[RECORDS SUPPLIED — start]
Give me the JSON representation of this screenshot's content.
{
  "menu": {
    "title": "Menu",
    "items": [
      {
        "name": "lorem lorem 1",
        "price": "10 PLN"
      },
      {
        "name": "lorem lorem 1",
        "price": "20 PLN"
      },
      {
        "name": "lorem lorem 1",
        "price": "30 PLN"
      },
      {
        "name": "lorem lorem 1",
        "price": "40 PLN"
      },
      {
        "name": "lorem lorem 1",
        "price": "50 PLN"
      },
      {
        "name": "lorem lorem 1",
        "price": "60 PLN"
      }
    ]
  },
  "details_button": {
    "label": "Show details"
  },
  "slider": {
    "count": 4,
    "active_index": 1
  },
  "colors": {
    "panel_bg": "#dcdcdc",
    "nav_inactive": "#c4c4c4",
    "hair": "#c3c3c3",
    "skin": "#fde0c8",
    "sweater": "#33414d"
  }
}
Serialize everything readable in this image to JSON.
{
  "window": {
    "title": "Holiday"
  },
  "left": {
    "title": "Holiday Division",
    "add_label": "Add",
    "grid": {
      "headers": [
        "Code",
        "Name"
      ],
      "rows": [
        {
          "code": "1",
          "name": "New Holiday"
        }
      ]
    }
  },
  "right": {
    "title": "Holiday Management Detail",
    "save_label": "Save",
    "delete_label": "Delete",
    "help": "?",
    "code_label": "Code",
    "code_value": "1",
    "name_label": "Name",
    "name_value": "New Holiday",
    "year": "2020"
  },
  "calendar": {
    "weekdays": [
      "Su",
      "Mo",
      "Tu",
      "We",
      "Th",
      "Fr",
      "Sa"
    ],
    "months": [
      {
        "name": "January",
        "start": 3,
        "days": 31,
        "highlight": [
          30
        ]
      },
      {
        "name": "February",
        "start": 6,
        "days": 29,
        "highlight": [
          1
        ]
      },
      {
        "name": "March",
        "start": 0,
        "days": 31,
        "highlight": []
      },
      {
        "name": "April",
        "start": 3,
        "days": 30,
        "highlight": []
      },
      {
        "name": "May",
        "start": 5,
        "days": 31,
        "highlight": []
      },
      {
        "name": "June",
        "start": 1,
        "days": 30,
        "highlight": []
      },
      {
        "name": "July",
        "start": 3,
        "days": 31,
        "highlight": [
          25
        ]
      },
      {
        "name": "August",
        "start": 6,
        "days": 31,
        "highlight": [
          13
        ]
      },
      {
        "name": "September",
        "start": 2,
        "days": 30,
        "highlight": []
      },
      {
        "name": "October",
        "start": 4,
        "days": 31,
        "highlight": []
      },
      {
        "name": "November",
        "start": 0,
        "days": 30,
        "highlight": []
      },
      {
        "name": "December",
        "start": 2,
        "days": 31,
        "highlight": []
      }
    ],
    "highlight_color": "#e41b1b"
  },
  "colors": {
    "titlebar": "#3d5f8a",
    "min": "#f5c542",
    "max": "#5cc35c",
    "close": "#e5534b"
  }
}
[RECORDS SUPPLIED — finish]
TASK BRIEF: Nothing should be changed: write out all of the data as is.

RESULT BELOW:
Give me the JSON representation of this screenshot's content.
{
  "menu": {
    "title": "Menu",
    "items": [
      {
        "name": "lorem lorem 1",
        "price": "10 PLN"
      },
      {
        "name": "lorem lorem 1",
        "price": "20 PLN"
      },
      {
        "name": "lorem lorem 1",
        "price": "30 PLN"
      },
      {
        "name": "lorem lorem 1",
        "price": "40 PLN"
      },
      {
        "name": "lorem lorem 1",
        "price": "50 PLN"
      },
      {
        "name": "lorem lorem 1",
        "price": "60 PLN"
      }
    ]
  },
  "details_button": {
    "label": "Show details"
  },
  "slider": {
    "count": 4,
    "active_index": 1
  },
  "colors": {
    "panel_bg": "#dcdcdc",
    "nav_inactive": "#c4c4c4",
    "hair": "#c3c3c3",
    "skin": "#fde0c8",
    "sweater": "#33414d"
  }
}
Serialize everything readable in this image to JSON.
{
  "window": {
    "title": "Holiday"
  },
  "left": {
    "title": "Holiday Division",
    "add_label": "Add",
    "grid": {
      "headers": [
        "Code",
        "Name"
      ],
      "rows": [
        {
          "code": "1",
          "name": "New Holiday"
        }
      ]
    }
  },
  "right": {
    "title": "Holiday Management Detail",
    "save_label": "Save",
    "delete_label": "Delete",
    "help": "?",
    "code_label": "Code",
    "code_value": "1",
    "name_label": "Name",
    "name_value": "New Holiday",
    "year": "2020"
  },
  "calendar": {
    "weekdays": [
      "Su",
      "Mo",
      "Tu",
      "We",
      "Th",
      "Fr",
      "Sa"
    ],
    "months": [
      {
        "name": "January",
        "start": 3,
        "days": 31,
        "highlight": [
          30
        ]
      },
      {
        "name": "February",
        "start": 6,
        "days": 29,
        "highlight": [
          1
        ]
      },
      {
        "name": "March",
        "start": 0,
        "days": 31,
        "highlight": []
      },
      {
        "name": "April",
        "start": 3,
        "days": 30,
        "highlight": []
      },
      {
        "name": "May",
        "start": 5,
        "days": 31,
        "highlight": []
      },
      {
        "name": "June",
        "start": 1,
        "days": 30,
        "highlight": []
      },
      {
        "name": "July",
        "start": 3,
        "days": 31,
        "highlight": [
          25
        ]
      },
      {
        "name": "August",
        "start": 6,
        "days": 31,
        "highlight": [
          13
        ]
      },
      {
        "name": "September",
        "start": 2,
        "days": 30,
        "highlight": []
      },
      {
        "name": "October",
        "start": 4,
        "days": 31,
        "highlight": []
      },
      {
        "name": "November",
        "start": 0,
        "days": 30,
        "highlight": []
      },
      {
        "name": "December",
        "start": 2,
        "days": 31,
        "highlight": []
      }
    ],
    "highlight_color": "#e41b1b"
  },
  "colors": {
    "titlebar": "#3d5f8a",
    "min": "#f5c542",
    "max": "#5cc35c",
    "close": "#e5534b"
  }
}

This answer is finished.